---------- Data for processing

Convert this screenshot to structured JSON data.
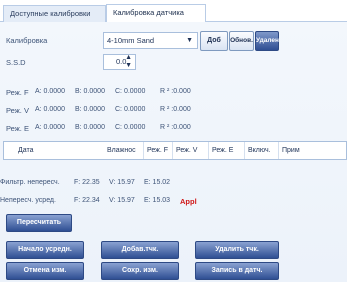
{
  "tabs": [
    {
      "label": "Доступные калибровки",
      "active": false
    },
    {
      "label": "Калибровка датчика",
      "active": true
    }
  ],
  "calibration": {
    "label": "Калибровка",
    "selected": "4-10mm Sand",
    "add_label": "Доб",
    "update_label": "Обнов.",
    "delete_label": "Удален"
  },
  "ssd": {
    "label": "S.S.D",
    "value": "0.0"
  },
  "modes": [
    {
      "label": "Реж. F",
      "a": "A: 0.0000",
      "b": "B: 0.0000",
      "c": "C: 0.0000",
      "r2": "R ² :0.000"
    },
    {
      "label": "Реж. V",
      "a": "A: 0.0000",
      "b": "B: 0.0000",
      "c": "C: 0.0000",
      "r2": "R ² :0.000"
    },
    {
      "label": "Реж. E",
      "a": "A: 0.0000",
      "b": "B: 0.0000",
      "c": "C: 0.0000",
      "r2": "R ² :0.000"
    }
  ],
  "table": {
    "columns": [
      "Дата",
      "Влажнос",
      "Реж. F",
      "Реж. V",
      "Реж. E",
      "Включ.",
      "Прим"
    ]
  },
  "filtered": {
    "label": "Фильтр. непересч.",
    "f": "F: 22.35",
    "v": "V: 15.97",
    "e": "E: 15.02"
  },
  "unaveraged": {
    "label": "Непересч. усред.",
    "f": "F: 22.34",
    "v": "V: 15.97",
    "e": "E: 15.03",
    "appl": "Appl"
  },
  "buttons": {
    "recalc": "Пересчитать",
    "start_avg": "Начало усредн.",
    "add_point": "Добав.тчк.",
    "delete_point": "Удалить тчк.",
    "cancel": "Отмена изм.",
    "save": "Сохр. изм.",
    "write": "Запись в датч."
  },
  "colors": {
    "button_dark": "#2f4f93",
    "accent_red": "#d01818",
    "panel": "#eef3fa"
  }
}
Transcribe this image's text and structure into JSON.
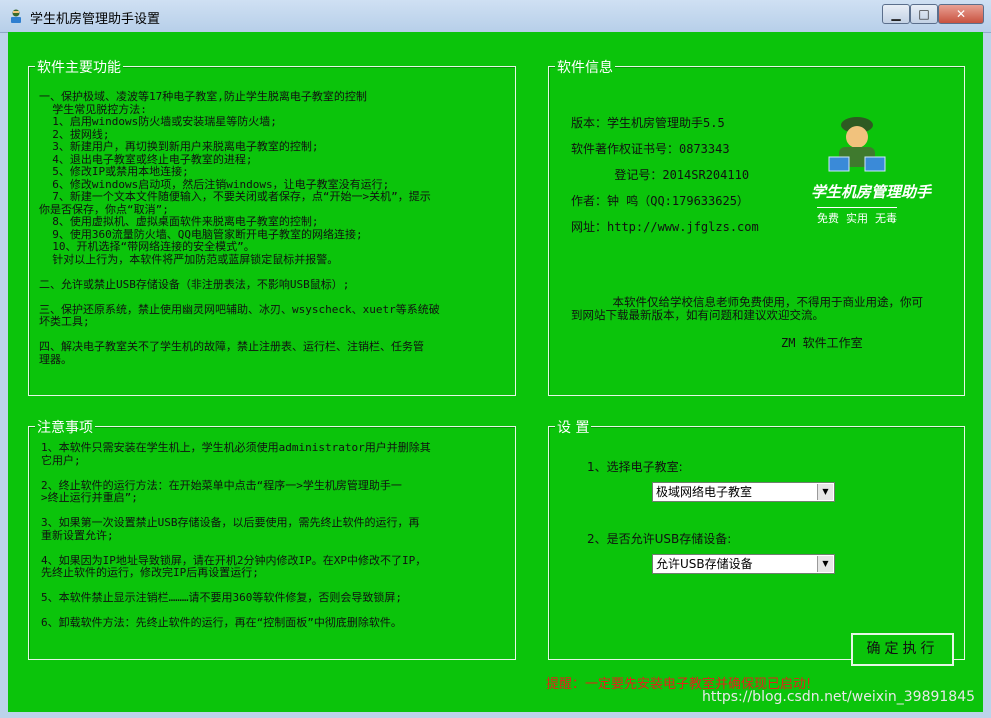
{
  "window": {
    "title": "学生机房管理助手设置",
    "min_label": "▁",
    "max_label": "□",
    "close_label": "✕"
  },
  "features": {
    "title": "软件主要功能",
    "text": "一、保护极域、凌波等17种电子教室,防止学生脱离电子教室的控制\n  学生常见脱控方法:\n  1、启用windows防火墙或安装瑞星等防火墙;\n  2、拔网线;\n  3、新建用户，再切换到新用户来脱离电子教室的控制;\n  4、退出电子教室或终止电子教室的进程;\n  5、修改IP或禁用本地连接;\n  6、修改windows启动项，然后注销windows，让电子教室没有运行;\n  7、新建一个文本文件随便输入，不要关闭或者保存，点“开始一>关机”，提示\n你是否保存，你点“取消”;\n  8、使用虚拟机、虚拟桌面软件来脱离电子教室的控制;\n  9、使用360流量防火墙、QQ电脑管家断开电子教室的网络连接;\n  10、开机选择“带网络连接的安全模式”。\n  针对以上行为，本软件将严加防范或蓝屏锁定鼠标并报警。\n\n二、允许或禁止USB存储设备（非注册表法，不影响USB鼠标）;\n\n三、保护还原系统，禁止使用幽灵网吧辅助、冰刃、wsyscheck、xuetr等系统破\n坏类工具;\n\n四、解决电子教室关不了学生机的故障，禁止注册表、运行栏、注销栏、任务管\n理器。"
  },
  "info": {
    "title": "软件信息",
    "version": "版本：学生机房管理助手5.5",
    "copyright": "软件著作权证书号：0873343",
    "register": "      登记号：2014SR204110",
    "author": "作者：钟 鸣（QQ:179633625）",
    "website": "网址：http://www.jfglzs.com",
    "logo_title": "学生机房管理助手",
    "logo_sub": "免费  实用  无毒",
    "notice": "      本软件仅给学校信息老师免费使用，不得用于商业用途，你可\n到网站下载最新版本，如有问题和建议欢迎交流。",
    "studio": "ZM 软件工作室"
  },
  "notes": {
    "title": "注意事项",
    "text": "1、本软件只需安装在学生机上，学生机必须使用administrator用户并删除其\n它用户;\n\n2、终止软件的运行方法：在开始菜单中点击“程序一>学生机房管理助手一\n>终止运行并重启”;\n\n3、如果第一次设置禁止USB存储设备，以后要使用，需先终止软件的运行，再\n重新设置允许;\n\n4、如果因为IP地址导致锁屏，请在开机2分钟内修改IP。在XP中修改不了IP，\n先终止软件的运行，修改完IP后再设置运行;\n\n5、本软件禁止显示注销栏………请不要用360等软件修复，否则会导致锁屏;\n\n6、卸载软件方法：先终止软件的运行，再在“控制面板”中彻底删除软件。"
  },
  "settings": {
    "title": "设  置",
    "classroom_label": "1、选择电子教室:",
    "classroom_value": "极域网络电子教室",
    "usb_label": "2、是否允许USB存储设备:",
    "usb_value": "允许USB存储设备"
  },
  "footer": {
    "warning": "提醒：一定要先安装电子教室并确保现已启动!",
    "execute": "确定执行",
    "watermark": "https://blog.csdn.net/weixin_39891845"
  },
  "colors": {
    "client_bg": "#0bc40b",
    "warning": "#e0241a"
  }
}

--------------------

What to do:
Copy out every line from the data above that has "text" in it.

Result:
Transcribe this image's text and structure into JSON.
    "text": "一、保护极域、凌波等17种电子教室,防止学生脱离电子教室的控制\n  学生常见脱控方法:\n  1、启用windows防火墙或安装瑞星等防火墙;\n  2、拔网线;\n  3、新建用户，再切换到新用户来脱离电子教室的控制;\n  4、退出电子教室或终止电子教室的进程;\n  5、修改IP或禁用本地连接;\n  6、修改windows启动项，然后注销windows，让电子教室没有运行;\n  7、新建一个文本文件随便输入，不要关闭或者保存，点“开始一>关机”，提示\n你是否保存，你点“取消”;\n  8、使用虚拟机、虚拟桌面软件来脱离电子教室的控制;\n  9、使用360流量防火墙、QQ电脑管家断开电子教室的网络连接;\n  10、开机选择“带网络连接的安全模式”。\n  针对以上行为，本软件将严加防范或蓝屏锁定鼠标并报警。\n\n二、允许或禁止USB存储设备（非注册表法，不影响USB鼠标）;\n\n三、保护还原系统，禁止使用幽灵网吧辅助、冰刃、wsyscheck、xuetr等系统破\n坏类工具;\n\n四、解决电子教室关不了学生机的故障，禁止注册表、运行栏、注销栏、任务管\n理器。"
    "text": "1、本软件只需安装在学生机上，学生机必须使用administrator用户并删除其\n它用户;\n\n2、终止软件的运行方法：在开始菜单中点击“程序一>学生机房管理助手一\n>终止运行并重启”;\n\n3、如果第一次设置禁止USB存储设备，以后要使用，需先终止软件的运行，再\n重新设置允许;\n\n4、如果因为IP地址导致锁屏，请在开机2分钟内修改IP。在XP中修改不了IP，\n先终止软件的运行，修改完IP后再设置运行;\n\n5、本软件禁止显示注销栏………请不要用360等软件修复，否则会导致锁屏;\n\n6、卸载软件方法：先终止软件的运行，再在“控制面板”中彻底删除软件。"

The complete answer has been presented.